_Extracted entries:_

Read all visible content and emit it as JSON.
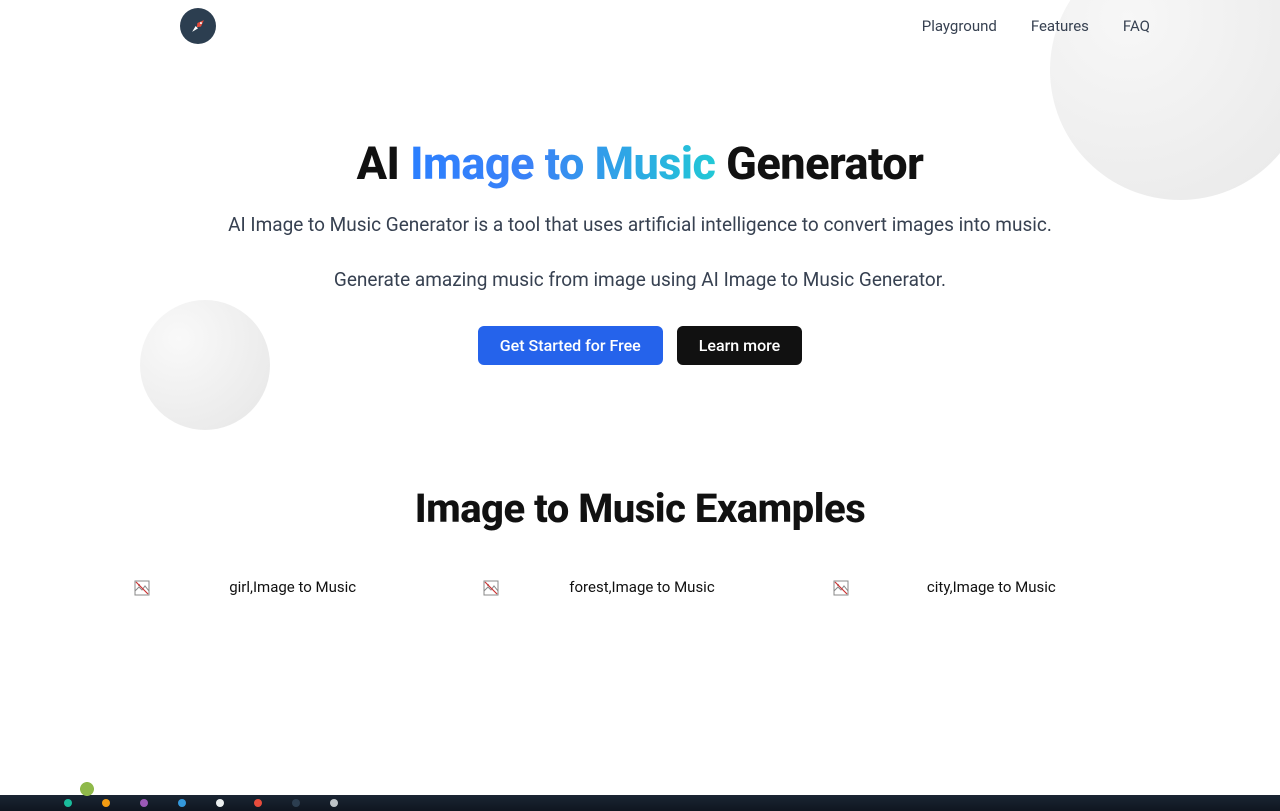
{
  "nav": {
    "items": [
      {
        "label": "Playground"
      },
      {
        "label": "Features"
      },
      {
        "label": "FAQ"
      }
    ]
  },
  "hero": {
    "title_pre": "AI ",
    "title_gradient": "Image to Music",
    "title_post": " Generator",
    "desc1": "AI Image to Music Generator is a tool that uses artificial intelligence to convert images into music.",
    "desc2": "Generate amazing music from image using AI Image to Music Generator.",
    "cta_primary": "Get Started for Free",
    "cta_secondary": "Learn more"
  },
  "examples": {
    "heading": "Image to Music Examples",
    "cards": [
      {
        "alt": "girl,Image to Music"
      },
      {
        "alt": "forest,Image to Music"
      },
      {
        "alt": "city,Image to Music"
      }
    ]
  }
}
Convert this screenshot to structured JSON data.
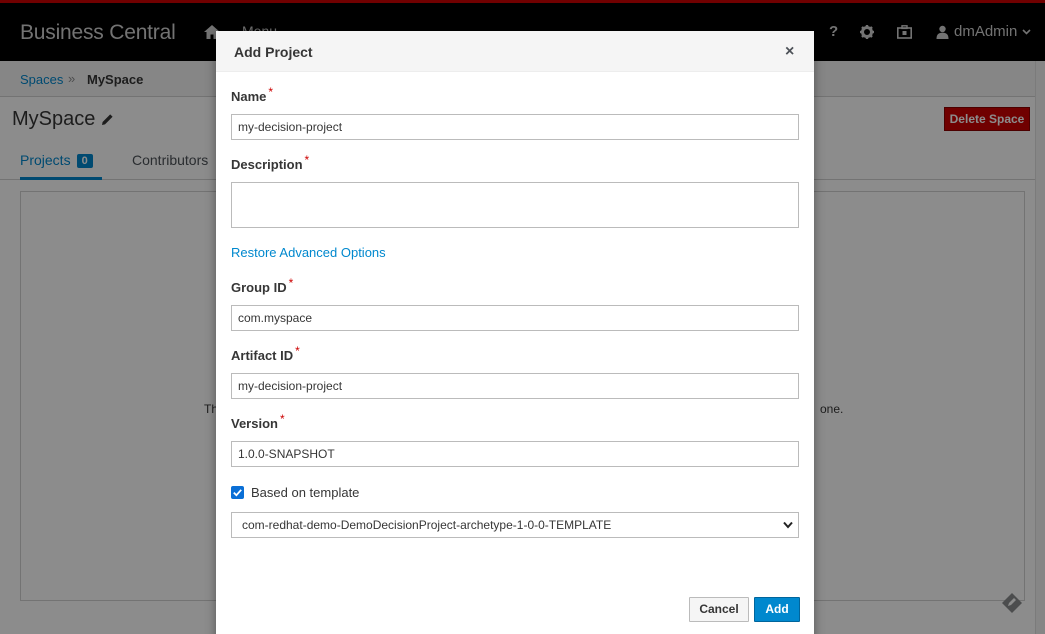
{
  "app": {
    "brand": "Business Central",
    "menu_label": "Menu",
    "help_label": "?",
    "user_name": "dmAdmin"
  },
  "breadcrumb": {
    "spaces": "Spaces",
    "separator": "»",
    "current": "MySpace"
  },
  "page": {
    "title": "MySpace",
    "delete_button": "Delete Space",
    "tabs": [
      {
        "label": "Projects",
        "count": "0"
      },
      {
        "label": "Contributors"
      }
    ],
    "empty_left": "Th",
    "empty_right": "one."
  },
  "modal": {
    "title": "Add Project",
    "close": "×",
    "required_mark": "*",
    "fields": {
      "name": {
        "label": "Name",
        "value": "my-decision-project"
      },
      "description": {
        "label": "Description",
        "value": ""
      },
      "group_id": {
        "label": "Group ID",
        "value": "com.myspace"
      },
      "artifact_id": {
        "label": "Artifact ID",
        "value": "my-decision-project"
      },
      "version": {
        "label": "Version",
        "value": "1.0.0-SNAPSHOT"
      }
    },
    "restore_link": "Restore Advanced Options",
    "template_checkbox": {
      "label": "Based on template",
      "checked": true
    },
    "template_select": {
      "selected": "com-redhat-demo-DemoDecisionProject-archetype-1-0-0-TEMPLATE"
    },
    "cancel_button": "Cancel",
    "add_button": "Add"
  },
  "colors": {
    "accent": "#0088ce",
    "danger": "#cc0000",
    "annotation_arrow": "#e02020"
  }
}
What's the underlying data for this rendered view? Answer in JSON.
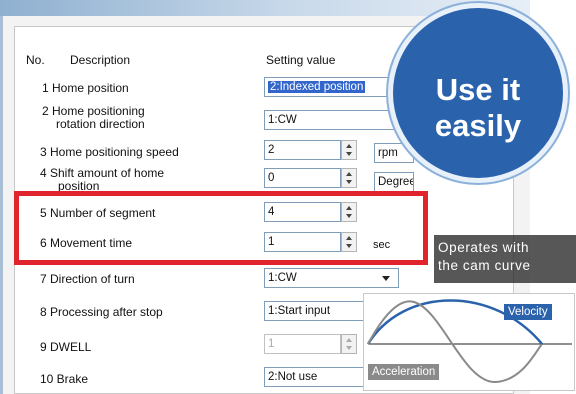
{
  "dialog": {
    "header": {
      "no": "No.",
      "description": "Description",
      "setting_value": "Setting value"
    },
    "rows": [
      {
        "label": "1 Home position",
        "value": "2:Indexed position"
      },
      {
        "label": "2 Home positioning",
        "label2": "rotation direction",
        "value": "1:CW"
      },
      {
        "label": "3 Home positioning speed",
        "value": "2",
        "unit": "rpm"
      },
      {
        "label": "4 Shift amount of home",
        "label2": "position",
        "value": "0",
        "unit": "Degree"
      },
      {
        "label": "5 Number of segment",
        "value": "4"
      },
      {
        "label": "6 Movement time",
        "value": "1",
        "unit": "sec"
      },
      {
        "label": "7 Direction of turn",
        "value": "1:CW"
      },
      {
        "label": "8 Processing after stop",
        "value": "1:Start input"
      },
      {
        "label": "9 DWELL",
        "value": "1"
      },
      {
        "label": "10 Brake",
        "value": "2:Not use"
      }
    ]
  },
  "badge": {
    "text": "Use it easily"
  },
  "cam_caption": {
    "line1": "Operates with",
    "line2": "the cam curve"
  },
  "graph": {
    "velocity_label": "Velocity",
    "acceleration_label": "Acceleration"
  },
  "colors": {
    "badge_blue": "#2b62ac",
    "highlight_red": "#e0242e",
    "velocity_blue": "#2b62ac",
    "acceleration_gray": "#8a8a8a",
    "selection_blue": "#3366cc"
  }
}
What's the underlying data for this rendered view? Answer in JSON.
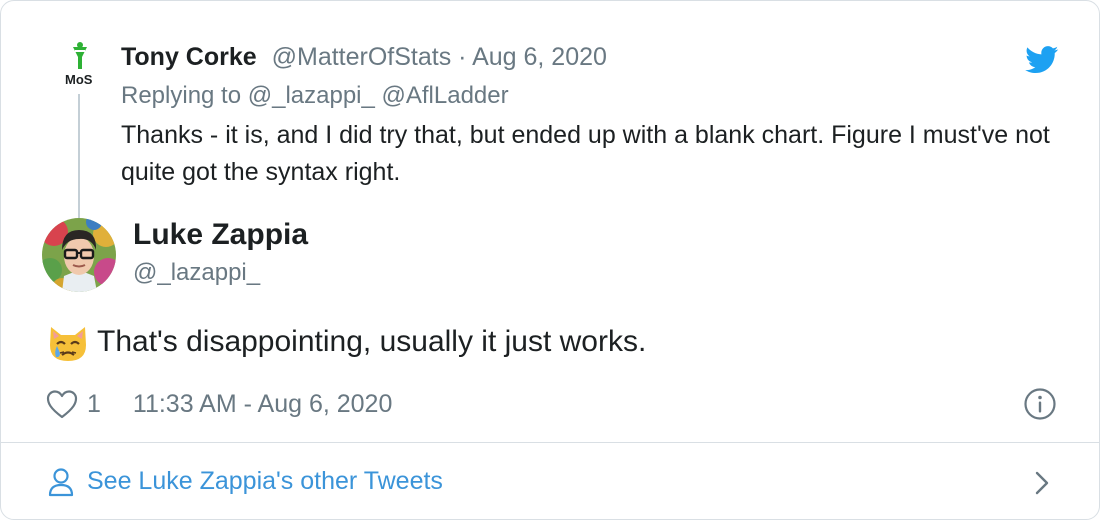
{
  "parent_tweet": {
    "avatar_text": "MoS",
    "author_name": "Tony Corke",
    "handle": "@MatterOfStats",
    "separator": " · ",
    "date": "Aug 6, 2020",
    "replying_to": "Replying to @_lazappi_ @AflLadder",
    "text": "Thanks - it is, and I did try that, but ended up with a blank chart. Figure I must've not quite got the syntax right."
  },
  "main_tweet": {
    "author_name": "Luke Zappia",
    "handle": "@_lazappi_",
    "emoji": "crying-cat-face",
    "text": "That's disappointing, usually it just works.",
    "like_count": "1",
    "timestamp": "11:33 AM - Aug 6, 2020"
  },
  "footer": {
    "see_more_label": "See Luke Zappia's other Tweets"
  },
  "icons": {
    "brand": "twitter-bird-icon",
    "like": "heart-icon",
    "info": "info-icon",
    "person": "person-icon",
    "chevron": "chevron-right-icon"
  },
  "colors": {
    "twitter_blue": "#1da1f2",
    "link_blue": "#3b94d9",
    "secondary_text": "#697882",
    "primary_text": "#1c2022",
    "border": "#d9dfe4"
  }
}
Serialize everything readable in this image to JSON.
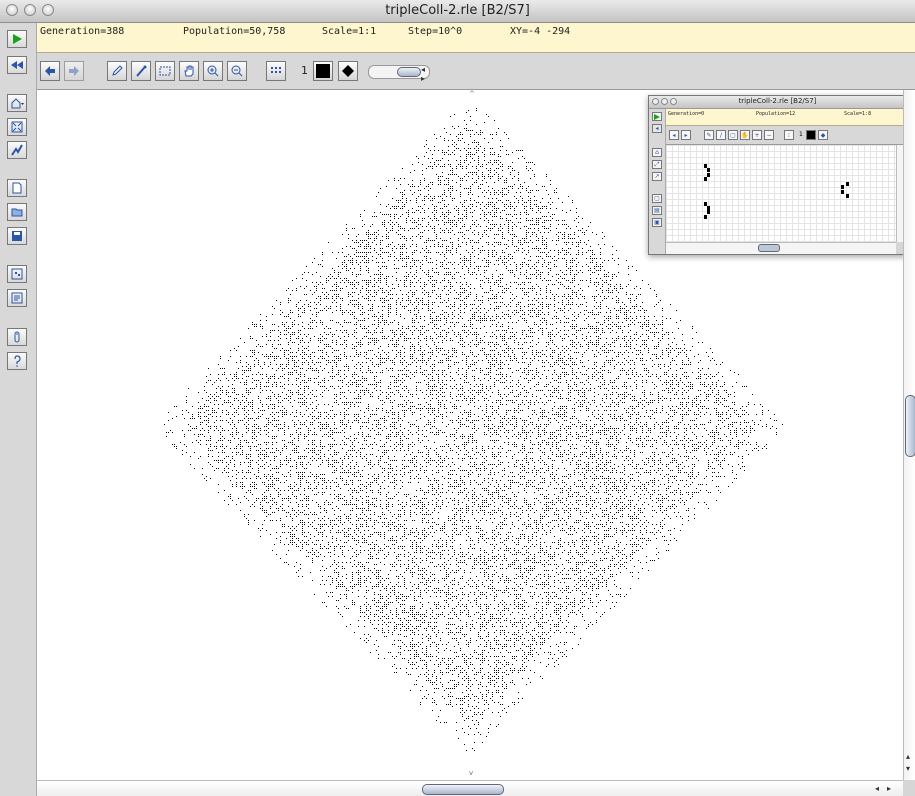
{
  "window": {
    "title": "tripleColl-2.rle [B2/S7]"
  },
  "status": {
    "generation": "Generation=388",
    "population": "Population=50,758",
    "scale": "Scale=1:1",
    "step": "Step=10^0",
    "xy": "XY=-4 -294"
  },
  "left_toolbar": {
    "items": [
      {
        "name": "start-generating-icon",
        "glyph": "▶"
      },
      {
        "name": "reset-icon",
        "glyph": "◀◀"
      },
      {
        "name": "open-pattern-icon",
        "glyph": "⌂"
      },
      {
        "name": "fit-pattern-icon",
        "glyph": "⤢"
      },
      {
        "name": "show-info-icon",
        "glyph": "↗"
      },
      {
        "name": "new-pattern-icon",
        "glyph": "▢"
      },
      {
        "name": "open-folder-icon",
        "glyph": "▤"
      },
      {
        "name": "save-pattern-icon",
        "glyph": "▣"
      },
      {
        "name": "patterns-icon",
        "glyph": "⊡"
      },
      {
        "name": "scripts-icon",
        "glyph": "▥"
      },
      {
        "name": "info-icon",
        "glyph": "i"
      },
      {
        "name": "help-icon",
        "glyph": "?"
      }
    ]
  },
  "toolbar": {
    "layer_number": "1",
    "colors": {
      "accent": "#2a56a6",
      "status_bg": "#fdf6cf",
      "play": "#1aa11a"
    }
  },
  "mini_window": {
    "title": "tripleColl-2.rle [B2/S7]",
    "generation": "Generation=0",
    "population": "Population=12",
    "scale": "Scale=1:8",
    "layer_number": "1"
  }
}
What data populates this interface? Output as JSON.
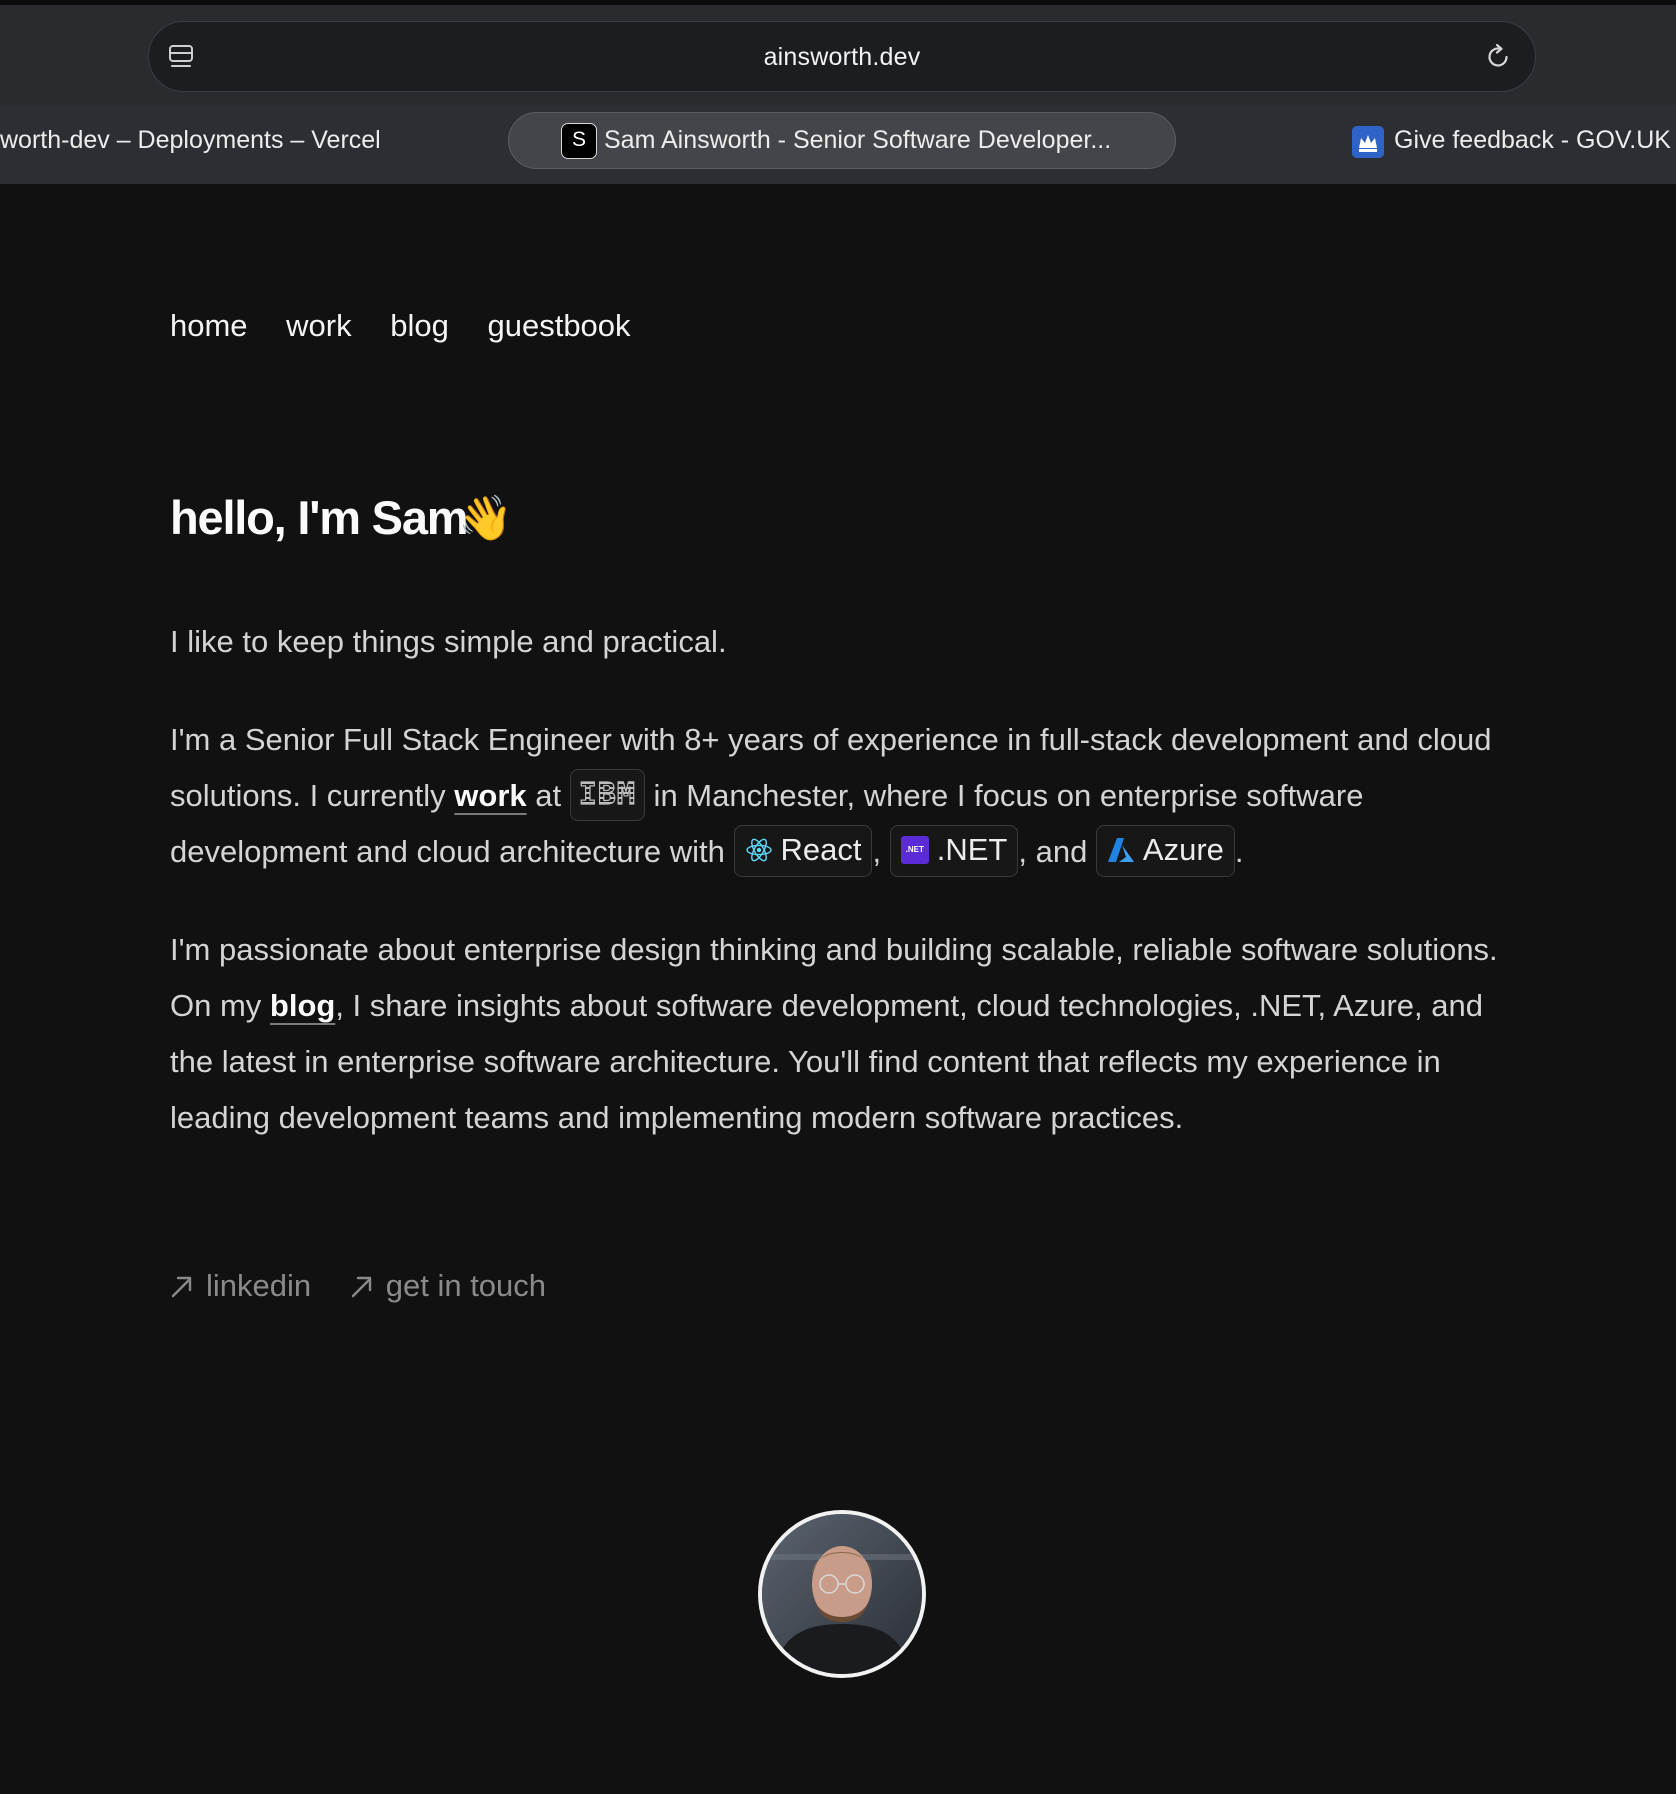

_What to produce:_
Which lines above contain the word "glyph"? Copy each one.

_Final answer:_
        "glyph": "▶"
        "glyph": "◀◀"
        "glyph": "⌂"
        "glyph": "⤢"
        "glyph": "↗"
        "glyph": "▢"
        "glyph": "▤"
        "glyph": "▣"
        "glyph": "⊡"
        "glyph": "▥"
        "glyph": "i"
        "glyph": "?"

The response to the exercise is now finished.